* [YOUR ASSIGNMENT]: Return each record shown beneath, word for word.

[Source data]
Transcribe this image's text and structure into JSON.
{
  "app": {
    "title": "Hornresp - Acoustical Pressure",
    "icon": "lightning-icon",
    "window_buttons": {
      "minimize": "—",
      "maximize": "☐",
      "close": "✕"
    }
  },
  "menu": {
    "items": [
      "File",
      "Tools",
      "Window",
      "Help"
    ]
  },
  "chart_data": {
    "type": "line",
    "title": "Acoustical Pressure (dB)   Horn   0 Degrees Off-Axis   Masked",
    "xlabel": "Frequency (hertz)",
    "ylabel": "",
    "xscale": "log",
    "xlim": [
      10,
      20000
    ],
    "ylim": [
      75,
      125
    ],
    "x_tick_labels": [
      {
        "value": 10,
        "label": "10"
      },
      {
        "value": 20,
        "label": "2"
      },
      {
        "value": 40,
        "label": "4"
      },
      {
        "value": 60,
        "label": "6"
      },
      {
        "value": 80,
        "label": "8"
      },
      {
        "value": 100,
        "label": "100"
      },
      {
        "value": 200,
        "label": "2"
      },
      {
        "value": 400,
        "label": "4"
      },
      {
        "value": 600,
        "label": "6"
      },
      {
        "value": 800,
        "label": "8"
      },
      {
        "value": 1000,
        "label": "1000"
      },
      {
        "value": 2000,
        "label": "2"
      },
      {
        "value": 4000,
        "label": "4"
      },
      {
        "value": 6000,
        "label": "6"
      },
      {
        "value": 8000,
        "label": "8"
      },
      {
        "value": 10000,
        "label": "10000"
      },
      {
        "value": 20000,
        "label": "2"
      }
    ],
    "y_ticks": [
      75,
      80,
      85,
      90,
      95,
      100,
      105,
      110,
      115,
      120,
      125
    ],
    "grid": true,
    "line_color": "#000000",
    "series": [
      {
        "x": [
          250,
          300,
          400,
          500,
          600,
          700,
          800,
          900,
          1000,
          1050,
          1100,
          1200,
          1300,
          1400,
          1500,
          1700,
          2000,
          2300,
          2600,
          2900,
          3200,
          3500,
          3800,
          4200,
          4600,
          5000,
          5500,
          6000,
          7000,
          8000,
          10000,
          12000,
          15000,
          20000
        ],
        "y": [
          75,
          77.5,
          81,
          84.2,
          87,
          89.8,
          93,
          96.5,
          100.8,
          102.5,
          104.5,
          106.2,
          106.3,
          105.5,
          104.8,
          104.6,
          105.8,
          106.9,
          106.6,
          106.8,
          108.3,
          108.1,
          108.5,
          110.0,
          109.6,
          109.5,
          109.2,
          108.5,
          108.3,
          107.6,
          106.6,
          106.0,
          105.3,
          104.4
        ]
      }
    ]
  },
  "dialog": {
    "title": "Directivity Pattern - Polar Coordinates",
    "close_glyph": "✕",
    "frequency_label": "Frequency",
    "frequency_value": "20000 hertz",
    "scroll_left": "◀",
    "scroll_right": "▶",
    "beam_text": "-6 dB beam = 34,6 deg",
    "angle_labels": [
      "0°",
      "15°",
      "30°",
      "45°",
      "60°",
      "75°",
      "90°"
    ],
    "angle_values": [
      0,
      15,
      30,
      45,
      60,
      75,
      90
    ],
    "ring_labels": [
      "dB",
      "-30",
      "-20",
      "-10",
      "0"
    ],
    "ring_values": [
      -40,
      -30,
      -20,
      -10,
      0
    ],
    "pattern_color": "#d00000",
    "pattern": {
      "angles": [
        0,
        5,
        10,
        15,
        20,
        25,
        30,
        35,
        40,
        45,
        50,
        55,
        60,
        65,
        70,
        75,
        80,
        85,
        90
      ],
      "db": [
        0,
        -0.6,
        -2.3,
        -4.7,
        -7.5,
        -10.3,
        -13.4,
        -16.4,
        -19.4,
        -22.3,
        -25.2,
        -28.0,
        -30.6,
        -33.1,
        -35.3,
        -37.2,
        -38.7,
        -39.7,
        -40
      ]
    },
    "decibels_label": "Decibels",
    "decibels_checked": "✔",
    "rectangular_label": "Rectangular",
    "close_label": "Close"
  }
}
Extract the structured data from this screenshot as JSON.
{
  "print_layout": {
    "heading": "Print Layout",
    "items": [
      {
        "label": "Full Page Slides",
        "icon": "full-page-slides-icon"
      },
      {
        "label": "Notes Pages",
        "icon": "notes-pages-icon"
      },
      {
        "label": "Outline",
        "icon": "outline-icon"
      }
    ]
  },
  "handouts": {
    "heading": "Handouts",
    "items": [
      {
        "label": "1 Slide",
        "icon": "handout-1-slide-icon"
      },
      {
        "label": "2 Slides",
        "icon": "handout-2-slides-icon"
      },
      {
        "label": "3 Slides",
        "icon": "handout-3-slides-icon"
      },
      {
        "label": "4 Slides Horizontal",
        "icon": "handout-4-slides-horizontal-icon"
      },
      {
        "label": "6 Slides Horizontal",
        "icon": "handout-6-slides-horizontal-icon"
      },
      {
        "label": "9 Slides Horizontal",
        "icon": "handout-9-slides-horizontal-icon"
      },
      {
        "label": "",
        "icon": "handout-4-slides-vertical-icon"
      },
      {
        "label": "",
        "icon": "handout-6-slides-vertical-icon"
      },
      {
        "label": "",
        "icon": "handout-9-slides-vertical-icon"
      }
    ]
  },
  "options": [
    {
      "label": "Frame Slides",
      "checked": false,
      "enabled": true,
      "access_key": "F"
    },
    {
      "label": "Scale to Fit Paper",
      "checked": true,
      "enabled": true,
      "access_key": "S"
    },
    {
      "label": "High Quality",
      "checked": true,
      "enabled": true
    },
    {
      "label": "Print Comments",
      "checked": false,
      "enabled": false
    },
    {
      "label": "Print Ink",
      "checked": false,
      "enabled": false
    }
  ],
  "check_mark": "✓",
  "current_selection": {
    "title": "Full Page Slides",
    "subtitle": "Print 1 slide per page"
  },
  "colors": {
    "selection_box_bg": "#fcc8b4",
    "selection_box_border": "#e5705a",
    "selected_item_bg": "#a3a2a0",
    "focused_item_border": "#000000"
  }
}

* [TASK RESULT]:
Transcribe this image's text and structure into JSON.
{
  "app": {
    "title": "Hornresp - Acoustical Pressure",
    "icon": "lightning-icon",
    "window_buttons": {
      "minimize": "—",
      "maximize": "☐",
      "close": "✕"
    }
  },
  "menu": {
    "items": [
      "File",
      "Tools",
      "Window",
      "Help"
    ]
  },
  "chart_data": {
    "type": "line",
    "title": "Acoustical Pressure (dB)   Horn   0 Degrees Off-Axis   Masked",
    "xlabel": "Frequency (hertz)",
    "ylabel": "",
    "xscale": "log",
    "xlim": [
      10,
      20000
    ],
    "ylim": [
      75,
      125
    ],
    "x_tick_labels": [
      {
        "value": 10,
        "label": "10"
      },
      {
        "value": 20,
        "label": "2"
      },
      {
        "value": 40,
        "label": "4"
      },
      {
        "value": 60,
        "label": "6"
      },
      {
        "value": 80,
        "label": "8"
      },
      {
        "value": 100,
        "label": "100"
      },
      {
        "value": 200,
        "label": "2"
      },
      {
        "value": 400,
        "label": "4"
      },
      {
        "value": 600,
        "label": "6"
      },
      {
        "value": 800,
        "label": "8"
      },
      {
        "value": 1000,
        "label": "1000"
      },
      {
        "value": 2000,
        "label": "2"
      },
      {
        "value": 4000,
        "label": "4"
      },
      {
        "value": 6000,
        "label": "6"
      },
      {
        "value": 8000,
        "label": "8"
      },
      {
        "value": 10000,
        "label": "10000"
      },
      {
        "value": 20000,
        "label": "2"
      }
    ],
    "y_ticks": [
      75,
      80,
      85,
      90,
      95,
      100,
      105,
      110,
      115,
      120,
      125
    ],
    "grid": true,
    "line_color": "#000000",
    "series": [
      {
        "x": [
          250,
          300,
          400,
          500,
          600,
          700,
          800,
          900,
          1000,
          1050,
          1100,
          1200,
          1300,
          1400,
          1500,
          1700,
          2000,
          2300,
          2600,
          2900,
          3200,
          3500,
          3800,
          4200,
          4600,
          5000,
          5500,
          6000,
          7000,
          8000,
          10000,
          12000,
          15000,
          20000
        ],
        "y": [
          75,
          77.5,
          81,
          84.2,
          87,
          89.8,
          93,
          96.5,
          100.8,
          102.5,
          104.5,
          106.2,
          106.3,
          105.5,
          104.8,
          104.6,
          105.8,
          106.9,
          106.6,
          106.8,
          108.3,
          108.1,
          108.5,
          110.0,
          109.6,
          109.5,
          109.2,
          108.5,
          108.3,
          107.6,
          106.6,
          106.0,
          105.3,
          104.4
        ]
      }
    ]
  },
  "dialog": {
    "title": "Directivity Pattern - Polar Coordinates",
    "close_glyph": "✕",
    "frequency_label": "Frequency",
    "frequency_value": "20000 hertz",
    "scroll_left": "◀",
    "scroll_right": "▶",
    "beam_text": "-6 dB beam = 34,6 deg",
    "angle_labels": [
      "0°",
      "15°",
      "30°",
      "45°",
      "60°",
      "75°",
      "90°"
    ],
    "angle_values": [
      0,
      15,
      30,
      45,
      60,
      75,
      90
    ],
    "ring_labels": [
      "dB",
      "-30",
      "-20",
      "-10",
      "0"
    ],
    "ring_values": [
      -40,
      -30,
      -20,
      -10,
      0
    ],
    "pattern_color": "#d00000",
    "pattern": {
      "angles": [
        0,
        5,
        10,
        15,
        20,
        25,
        30,
        35,
        40,
        45,
        50,
        55,
        60,
        65,
        70,
        75,
        80,
        85,
        90
      ],
      "db": [
        0,
        -0.6,
        -2.3,
        -4.7,
        -7.5,
        -10.3,
        -13.4,
        -16.4,
        -19.4,
        -22.3,
        -25.2,
        -28.0,
        -30.6,
        -33.1,
        -35.3,
        -37.2,
        -38.7,
        -39.7,
        -40
      ]
    },
    "decibels_label": "Decibels",
    "decibels_checked": "✔",
    "rectangular_label": "Rectangular",
    "close_label": "Close"
  }
}
Extract the structured data from this screenshot as JSON.
{
  "print_layout": {
    "heading": "Print Layout",
    "items": [
      {
        "label": "Full Page Slides",
        "icon": "full-page-slides-icon"
      },
      {
        "label": "Notes Pages",
        "icon": "notes-pages-icon"
      },
      {
        "label": "Outline",
        "icon": "outline-icon"
      }
    ]
  },
  "handouts": {
    "heading": "Handouts",
    "items": [
      {
        "label": "1 Slide",
        "icon": "handout-1-slide-icon"
      },
      {
        "label": "2 Slides",
        "icon": "handout-2-slides-icon"
      },
      {
        "label": "3 Slides",
        "icon": "handout-3-slides-icon"
      },
      {
        "label": "4 Slides Horizontal",
        "icon": "handout-4-slides-horizontal-icon"
      },
      {
        "label": "6 Slides Horizontal",
        "icon": "handout-6-slides-horizontal-icon"
      },
      {
        "label": "9 Slides Horizontal",
        "icon": "handout-9-slides-horizontal-icon"
      },
      {
        "label": "",
        "icon": "handout-4-slides-vertical-icon"
      },
      {
        "label": "",
        "icon": "handout-6-slides-vertical-icon"
      },
      {
        "label": "",
        "icon": "handout-9-slides-vertical-icon"
      }
    ]
  },
  "options": [
    {
      "label": "Frame Slides",
      "checked": false,
      "enabled": true,
      "access_key": "F"
    },
    {
      "label": "Scale to Fit Paper",
      "checked": true,
      "enabled": true,
      "access_key": "S"
    },
    {
      "label": "High Quality",
      "checked": true,
      "enabled": true
    },
    {
      "label": "Print Comments",
      "checked": false,
      "enabled": false
    },
    {
      "label": "Print Ink",
      "checked": false,
      "enabled": false
    }
  ],
  "check_mark": "✓",
  "current_selection": {
    "title": "Full Page Slides",
    "subtitle": "Print 1 slide per page"
  },
  "colors": {
    "selection_box_bg": "#fcc8b4",
    "selection_box_border": "#e5705a",
    "selected_item_bg": "#a3a2a0",
    "focused_item_border": "#000000"
  }
}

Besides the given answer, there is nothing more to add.